## Exercise
Copy each record below faithfully, leaving out images.

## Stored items
▼▼▼

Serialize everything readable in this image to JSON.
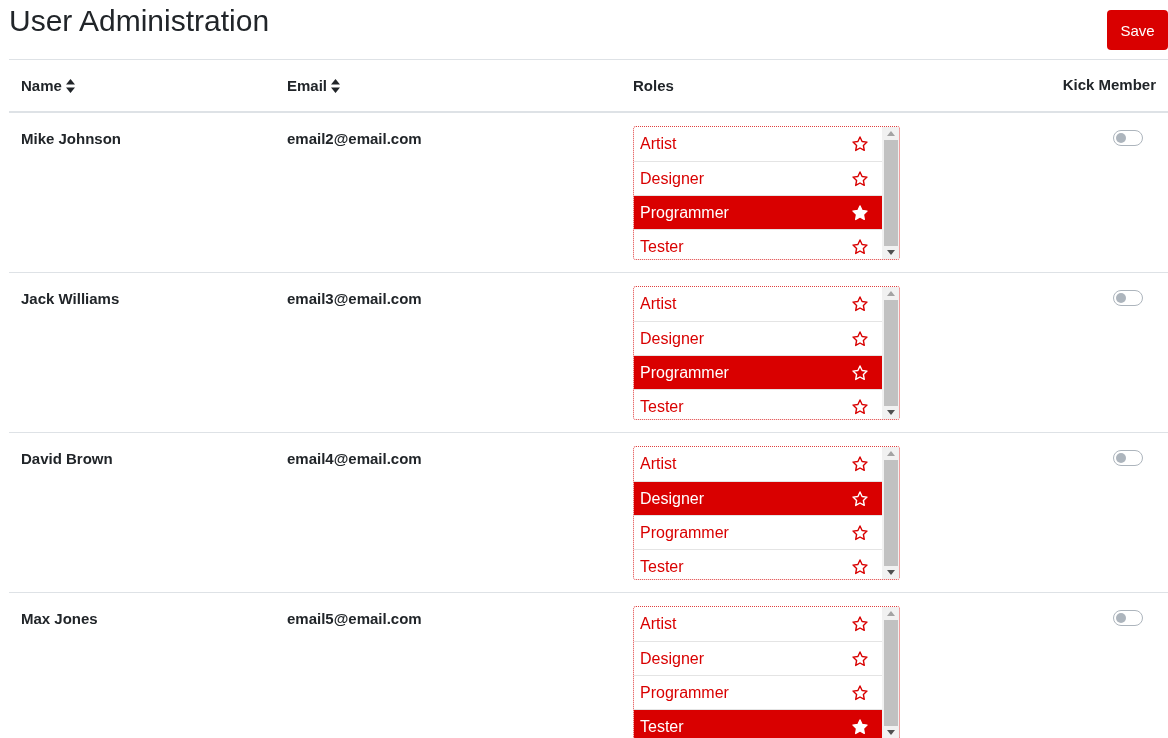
{
  "title": "User Administration",
  "save_button": "Save",
  "columns": [
    {
      "label": "Name",
      "sortable": true
    },
    {
      "label": "Email",
      "sortable": true
    },
    {
      "label": "Roles",
      "sortable": false
    },
    {
      "label": "Kick Member",
      "sortable": false
    }
  ],
  "rows": [
    {
      "name": "Mike Johnson",
      "email": "email2@email.com",
      "kick": false,
      "roles": [
        {
          "label": "Artist",
          "selected": false,
          "starred": false
        },
        {
          "label": "Designer",
          "selected": false,
          "starred": false
        },
        {
          "label": "Programmer",
          "selected": true,
          "starred": true
        },
        {
          "label": "Tester",
          "selected": false,
          "starred": false
        }
      ]
    },
    {
      "name": "Jack Williams",
      "email": "email3@email.com",
      "kick": false,
      "roles": [
        {
          "label": "Artist",
          "selected": false,
          "starred": false
        },
        {
          "label": "Designer",
          "selected": false,
          "starred": false
        },
        {
          "label": "Programmer",
          "selected": true,
          "starred": false
        },
        {
          "label": "Tester",
          "selected": false,
          "starred": false
        }
      ]
    },
    {
      "name": "David Brown",
      "email": "email4@email.com",
      "kick": false,
      "roles": [
        {
          "label": "Artist",
          "selected": false,
          "starred": false
        },
        {
          "label": "Designer",
          "selected": true,
          "starred": false
        },
        {
          "label": "Programmer",
          "selected": false,
          "starred": false
        },
        {
          "label": "Tester",
          "selected": false,
          "starred": false
        }
      ]
    },
    {
      "name": "Max Jones",
      "email": "email5@email.com",
      "kick": false,
      "roles": [
        {
          "label": "Artist",
          "selected": false,
          "starred": false
        },
        {
          "label": "Designer",
          "selected": false,
          "starred": false
        },
        {
          "label": "Programmer",
          "selected": false,
          "starred": false
        },
        {
          "label": "Tester",
          "selected": true,
          "starred": true
        }
      ]
    }
  ]
}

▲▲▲

## Exercise result
Serialize everything readable in this image to JSON.
{
  "title": "User Administration",
  "save_button": "Save",
  "columns": [
    {
      "label": "Name",
      "sortable": true
    },
    {
      "label": "Email",
      "sortable": true
    },
    {
      "label": "Roles",
      "sortable": false
    },
    {
      "label": "Kick Member",
      "sortable": false
    }
  ],
  "rows": [
    {
      "name": "Mike Johnson",
      "email": "email2@email.com",
      "kick": false,
      "roles": [
        {
          "label": "Artist",
          "selected": false,
          "starred": false
        },
        {
          "label": "Designer",
          "selected": false,
          "starred": false
        },
        {
          "label": "Programmer",
          "selected": true,
          "starred": true
        },
        {
          "label": "Tester",
          "selected": false,
          "starred": false
        }
      ]
    },
    {
      "name": "Jack Williams",
      "email": "email3@email.com",
      "kick": false,
      "roles": [
        {
          "label": "Artist",
          "selected": false,
          "starred": false
        },
        {
          "label": "Designer",
          "selected": false,
          "starred": false
        },
        {
          "label": "Programmer",
          "selected": true,
          "starred": false
        },
        {
          "label": "Tester",
          "selected": false,
          "starred": false
        }
      ]
    },
    {
      "name": "David Brown",
      "email": "email4@email.com",
      "kick": false,
      "roles": [
        {
          "label": "Artist",
          "selected": false,
          "starred": false
        },
        {
          "label": "Designer",
          "selected": true,
          "starred": false
        },
        {
          "label": "Programmer",
          "selected": false,
          "starred": false
        },
        {
          "label": "Tester",
          "selected": false,
          "starred": false
        }
      ]
    },
    {
      "name": "Max Jones",
      "email": "email5@email.com",
      "kick": false,
      "roles": [
        {
          "label": "Artist",
          "selected": false,
          "starred": false
        },
        {
          "label": "Designer",
          "selected": false,
          "starred": false
        },
        {
          "label": "Programmer",
          "selected": false,
          "starred": false
        },
        {
          "label": "Tester",
          "selected": true,
          "starred": true
        }
      ]
    }
  ]
}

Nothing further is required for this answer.